Sure, NBC’s “Scrubs” features madcap running gags, shamelessly silly cutaway fantasy sequences and a heroic amount of male nudity. And yet the enduring appeal of the medical comedy is arguably how the cast of doctors, nurses and staff at Sacred Heart Hospital truly change and grow season to season, no more so than Dr. Elliot Reid.
“I think (Elliot’s) a lot stronger than she used to be,” says actress Sarah Chalke, alluding to her character’s past chronic lack of self-confidence. “She’s finally found her footing. She has a lot of quirks and idiosyncrasies, but she’s OK with them, and so is everyone else in the hospital. It was the first year that she really grows up.”
For the show’s fifth season, Elliot got and lost a fellowship at another hospital, talked her way back into a position at Sacred Heart, and finally moved on for good from part-time paramour J.D. (Zach Braff) in favor of J.D.’s younger, hotter intern Keith (regular guest star Travis Schuldt).
“That’s why this show is unbelievably fun to work on,” explains Chalke, first known as the “second Becky” on ABC’s “Roseanne,” “because the characters do evolve every year. The second you think you’ve figured your character out, they throw you a curve ball and send you in another direction.”
Part of the show’s appeal for Chalke is that “Scrubs” is unafraid to dive into the knottier truths of working in a hospital. “The show really walks that line between comedy and drama,” she says, “so you get to do both. You’ll have an episode where you’ll lose a patient, and then do a pratfall over a medical cart, knock over bunch of pills and fall on your face.”
Chalke admits it’s been hard “accepting that I’m a little bit more like Elliot than I would like to believe. I’m definitely an insanely klutzy person; I have been my whole life. The wardrobe department gave me a giant art smock as a bib, sort of a gift (that says), ‘You must wear this if you’re going to eat in your wardrobe because we’re running out of clean scrubs.’ ”
Chalke has so enjoyed her time on the show that she admits she wouldn’t mind wearing that giant bib for another five years. “Crazy at it sounds, yes. To get to work with that kind of writing with a character they keep interesting feels so rare.”
Favorite moment of last season?
The 100th-episode week was one of my favorite moments. It was a week of complete hedonism and celebrating working in one creepy abandoned hospital for that long.
Definitely “Arrested Development.” I love “Curb Your Enthusiasm.” “The Daily Show” is an everyday must. I’m so addicted this year to “24.” I think it’s so juicy. And “The Sopranos” — I wish Michael Imperioli would come guest star on our show.

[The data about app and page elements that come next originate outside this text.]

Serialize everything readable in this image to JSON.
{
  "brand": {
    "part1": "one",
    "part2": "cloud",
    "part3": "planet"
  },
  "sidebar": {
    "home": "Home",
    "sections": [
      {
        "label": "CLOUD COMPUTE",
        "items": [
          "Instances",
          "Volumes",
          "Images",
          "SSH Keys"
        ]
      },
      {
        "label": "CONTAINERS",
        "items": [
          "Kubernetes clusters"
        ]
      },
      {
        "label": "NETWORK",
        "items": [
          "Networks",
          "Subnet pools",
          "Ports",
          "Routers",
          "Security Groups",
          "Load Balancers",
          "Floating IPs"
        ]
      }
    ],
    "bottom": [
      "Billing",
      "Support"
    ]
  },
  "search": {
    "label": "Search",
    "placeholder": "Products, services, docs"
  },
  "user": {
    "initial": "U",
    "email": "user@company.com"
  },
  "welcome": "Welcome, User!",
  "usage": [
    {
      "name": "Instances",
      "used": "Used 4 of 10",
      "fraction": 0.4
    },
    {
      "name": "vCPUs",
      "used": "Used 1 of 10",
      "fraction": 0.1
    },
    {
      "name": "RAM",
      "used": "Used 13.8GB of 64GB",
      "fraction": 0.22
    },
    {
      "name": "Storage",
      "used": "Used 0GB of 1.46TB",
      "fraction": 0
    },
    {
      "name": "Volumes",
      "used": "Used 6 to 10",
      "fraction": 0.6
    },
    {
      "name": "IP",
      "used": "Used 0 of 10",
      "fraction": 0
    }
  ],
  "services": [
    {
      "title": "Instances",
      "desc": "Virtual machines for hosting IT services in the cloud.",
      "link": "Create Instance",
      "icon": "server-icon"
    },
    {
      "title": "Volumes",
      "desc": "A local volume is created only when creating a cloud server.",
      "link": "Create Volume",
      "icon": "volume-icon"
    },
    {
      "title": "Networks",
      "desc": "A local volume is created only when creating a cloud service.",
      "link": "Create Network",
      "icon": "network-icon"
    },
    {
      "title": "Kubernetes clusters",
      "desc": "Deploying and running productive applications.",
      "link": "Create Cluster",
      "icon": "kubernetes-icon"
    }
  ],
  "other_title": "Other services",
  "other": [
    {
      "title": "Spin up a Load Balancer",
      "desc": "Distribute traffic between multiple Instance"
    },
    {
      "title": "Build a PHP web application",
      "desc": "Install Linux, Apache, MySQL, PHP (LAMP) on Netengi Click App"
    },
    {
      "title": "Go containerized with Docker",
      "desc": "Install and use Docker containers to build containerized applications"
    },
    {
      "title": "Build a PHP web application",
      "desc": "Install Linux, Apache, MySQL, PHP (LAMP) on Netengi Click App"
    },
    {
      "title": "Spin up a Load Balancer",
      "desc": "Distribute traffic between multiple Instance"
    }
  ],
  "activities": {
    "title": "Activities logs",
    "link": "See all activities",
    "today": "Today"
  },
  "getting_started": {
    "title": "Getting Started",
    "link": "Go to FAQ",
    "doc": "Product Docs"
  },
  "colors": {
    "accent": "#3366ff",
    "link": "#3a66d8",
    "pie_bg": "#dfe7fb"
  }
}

Neil Flynn (who plays the janitor on “Scrubs”). He is so ridiculously funny. It’s to the point where the writers will write him a line and then just put in brackets “or whatever Neil says.”